The IPA also made a case for initiating a meaningful dialogue between the government and the industry to find amicable solutions and move forward. “A volatile domestic market cannot sustain exports,” it said.
Shah said India’s pharmaceutical industry is the third largest exchange earner (USD 10 billion in 2013-14) in the goods category, after apparels and cereals.
He called on Panagariya to help find a stable, predictable and transparent regime for the pharmaceutical industry.
“We believe that such a regime is essential for the development and growth of the pharmaceutical industry, job creation for educated youth, and ensuing abundant availability of quality medicines,” Shah reasoned.
As stipulated under the Drugs (Prices Control) Order (DPCO) 2013, the NPPA fixes ceiling price of essential medicines of Schedule I.
The government had notified the DPCO 2013, which covers 680 formulations, with effect from May 15, 2014, replacing the 1995 order that regulated prices of only 74 bulk drugs.
The IPA further said the last couple of years have also been “very unsettling” due to repeated attempts in some quarters within the government to introduce patent linkage and data exclusivity.
The alliance alleged that multinational drug companies have adopted certain unethical practices while seeking judicial intervention.
“Their practices have significant adverse impact on the development, growth and exports of pharmaceuticals. Their actions are aimed at thwarting the future growth by delaying entry of generics and biosimilars and prolong high-priced regime in the absence of generic competition,” the IPA contended.

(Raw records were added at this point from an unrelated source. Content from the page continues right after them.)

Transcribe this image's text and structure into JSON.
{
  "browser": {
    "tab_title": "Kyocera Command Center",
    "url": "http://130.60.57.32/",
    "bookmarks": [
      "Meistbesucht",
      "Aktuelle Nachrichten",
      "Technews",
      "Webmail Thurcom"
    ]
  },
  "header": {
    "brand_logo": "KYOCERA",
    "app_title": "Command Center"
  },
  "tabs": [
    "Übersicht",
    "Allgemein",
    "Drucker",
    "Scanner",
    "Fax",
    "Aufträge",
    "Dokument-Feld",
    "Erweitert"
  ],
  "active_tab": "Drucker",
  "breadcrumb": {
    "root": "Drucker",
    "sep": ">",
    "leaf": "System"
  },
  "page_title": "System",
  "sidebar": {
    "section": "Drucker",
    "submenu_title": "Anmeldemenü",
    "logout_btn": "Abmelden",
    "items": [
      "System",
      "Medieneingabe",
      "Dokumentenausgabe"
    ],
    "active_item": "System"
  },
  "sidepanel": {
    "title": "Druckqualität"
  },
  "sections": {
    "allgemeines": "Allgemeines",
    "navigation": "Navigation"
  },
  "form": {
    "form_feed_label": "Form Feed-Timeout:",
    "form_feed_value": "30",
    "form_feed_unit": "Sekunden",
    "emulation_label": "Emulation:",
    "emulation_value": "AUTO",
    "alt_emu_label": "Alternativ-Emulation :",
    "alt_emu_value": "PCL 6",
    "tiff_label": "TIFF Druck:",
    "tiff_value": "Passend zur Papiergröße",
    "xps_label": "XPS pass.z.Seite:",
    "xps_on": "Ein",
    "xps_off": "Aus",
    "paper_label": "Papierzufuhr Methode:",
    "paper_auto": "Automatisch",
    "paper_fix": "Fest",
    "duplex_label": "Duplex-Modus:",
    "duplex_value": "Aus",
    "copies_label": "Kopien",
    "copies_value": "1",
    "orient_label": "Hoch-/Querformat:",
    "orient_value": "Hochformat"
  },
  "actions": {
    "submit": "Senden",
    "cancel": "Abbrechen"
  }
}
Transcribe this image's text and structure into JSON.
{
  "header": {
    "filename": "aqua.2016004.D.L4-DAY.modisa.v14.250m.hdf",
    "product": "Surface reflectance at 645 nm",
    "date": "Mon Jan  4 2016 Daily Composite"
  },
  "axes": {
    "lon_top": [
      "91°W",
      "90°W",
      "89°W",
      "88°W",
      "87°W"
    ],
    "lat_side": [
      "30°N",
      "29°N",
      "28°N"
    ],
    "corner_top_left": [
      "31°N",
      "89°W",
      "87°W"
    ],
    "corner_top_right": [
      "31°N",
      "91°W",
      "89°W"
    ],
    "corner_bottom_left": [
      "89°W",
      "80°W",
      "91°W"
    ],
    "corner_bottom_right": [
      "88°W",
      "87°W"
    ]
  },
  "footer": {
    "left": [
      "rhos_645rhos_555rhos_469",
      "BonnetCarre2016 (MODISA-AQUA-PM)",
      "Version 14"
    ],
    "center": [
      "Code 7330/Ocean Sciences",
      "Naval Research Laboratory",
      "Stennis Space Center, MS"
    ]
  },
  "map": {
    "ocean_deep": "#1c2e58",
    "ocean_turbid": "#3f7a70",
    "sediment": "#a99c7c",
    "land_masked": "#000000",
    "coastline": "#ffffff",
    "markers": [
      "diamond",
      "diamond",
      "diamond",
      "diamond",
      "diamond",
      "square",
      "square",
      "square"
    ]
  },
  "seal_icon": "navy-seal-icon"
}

Their actions will deprive patients of access to affordable generics and biosimilars on the expiry of patent protection, it argued.